● **Problem statement**
Copy out the records that appear below, exactly as each one reads.

● **Material for this task**
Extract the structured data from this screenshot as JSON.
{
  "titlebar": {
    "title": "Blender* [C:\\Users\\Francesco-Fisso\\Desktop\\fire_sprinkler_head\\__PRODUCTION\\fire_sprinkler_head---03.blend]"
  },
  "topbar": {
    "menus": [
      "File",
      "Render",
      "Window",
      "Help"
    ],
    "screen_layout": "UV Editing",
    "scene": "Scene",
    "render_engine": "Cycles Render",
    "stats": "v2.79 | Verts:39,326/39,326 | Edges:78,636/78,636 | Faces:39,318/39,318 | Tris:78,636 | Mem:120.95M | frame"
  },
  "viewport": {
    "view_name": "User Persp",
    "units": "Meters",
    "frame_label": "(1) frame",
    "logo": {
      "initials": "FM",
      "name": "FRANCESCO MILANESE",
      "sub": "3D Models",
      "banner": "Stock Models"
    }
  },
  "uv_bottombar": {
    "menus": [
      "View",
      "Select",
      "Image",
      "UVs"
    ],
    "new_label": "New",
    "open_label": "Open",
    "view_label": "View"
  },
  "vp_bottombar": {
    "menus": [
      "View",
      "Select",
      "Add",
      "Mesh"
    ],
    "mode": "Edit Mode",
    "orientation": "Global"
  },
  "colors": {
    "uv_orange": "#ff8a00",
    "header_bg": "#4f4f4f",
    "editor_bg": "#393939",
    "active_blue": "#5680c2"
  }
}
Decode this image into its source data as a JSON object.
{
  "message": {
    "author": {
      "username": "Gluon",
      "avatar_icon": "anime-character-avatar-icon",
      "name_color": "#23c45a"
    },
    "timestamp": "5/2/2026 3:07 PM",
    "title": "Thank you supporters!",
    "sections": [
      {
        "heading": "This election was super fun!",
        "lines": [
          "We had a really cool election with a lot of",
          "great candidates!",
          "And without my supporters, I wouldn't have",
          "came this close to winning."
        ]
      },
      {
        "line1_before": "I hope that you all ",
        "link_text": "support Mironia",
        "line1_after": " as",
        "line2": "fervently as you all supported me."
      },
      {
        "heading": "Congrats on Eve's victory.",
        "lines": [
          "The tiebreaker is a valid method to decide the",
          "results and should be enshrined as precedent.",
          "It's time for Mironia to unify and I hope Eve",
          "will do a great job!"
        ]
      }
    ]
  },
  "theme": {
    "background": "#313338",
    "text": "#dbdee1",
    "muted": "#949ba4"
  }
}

● **Written solution**
Extract the structured data from this screenshot as JSON.
{
  "titlebar": {
    "title": "Blender* [C:\\Users\\Francesco-Fisso\\Desktop\\fire_sprinkler_head\\__PRODUCTION\\fire_sprinkler_head---03.blend]"
  },
  "topbar": {
    "menus": [
      "File",
      "Render",
      "Window",
      "Help"
    ],
    "screen_layout": "UV Editing",
    "scene": "Scene",
    "render_engine": "Cycles Render",
    "stats": "v2.79 | Verts:39,326/39,326 | Edges:78,636/78,636 | Faces:39,318/39,318 | Tris:78,636 | Mem:120.95M | frame"
  },
  "viewport": {
    "view_name": "User Persp",
    "units": "Meters",
    "frame_label": "(1) frame",
    "logo": {
      "initials": "FM",
      "name": "FRANCESCO MILANESE",
      "sub": "3D Models",
      "banner": "Stock Models"
    }
  },
  "uv_bottombar": {
    "menus": [
      "View",
      "Select",
      "Image",
      "UVs"
    ],
    "new_label": "New",
    "open_label": "Open",
    "view_label": "View"
  },
  "vp_bottombar": {
    "menus": [
      "View",
      "Select",
      "Add",
      "Mesh"
    ],
    "mode": "Edit Mode",
    "orientation": "Global"
  },
  "colors": {
    "uv_orange": "#ff8a00",
    "header_bg": "#4f4f4f",
    "editor_bg": "#393939",
    "active_blue": "#5680c2"
  }
}
Decode this image into its source data as a JSON object.
{
  "message": {
    "author": {
      "username": "Gluon",
      "avatar_icon": "anime-character-avatar-icon",
      "name_color": "#23c45a"
    },
    "timestamp": "5/2/2026 3:07 PM",
    "title": "Thank you supporters!",
    "sections": [
      {
        "heading": "This election was super fun!",
        "lines": [
          "We had a really cool election with a lot of",
          "great candidates!",
          "And without my supporters, I wouldn't have",
          "came this close to winning."
        ]
      },
      {
        "line1_before": "I hope that you all ",
        "link_text": "support Mironia",
        "line1_after": " as",
        "line2": "fervently as you all supported me."
      },
      {
        "heading": "Congrats on Eve's victory.",
        "lines": [
          "The tiebreaker is a valid method to decide the",
          "results and should be enshrined as precedent.",
          "It's time for Mironia to unify and I hope Eve",
          "will do a great job!"
        ]
      }
    ]
  },
  "theme": {
    "background": "#313338",
    "text": "#dbdee1",
    "muted": "#949ba4"
  }
}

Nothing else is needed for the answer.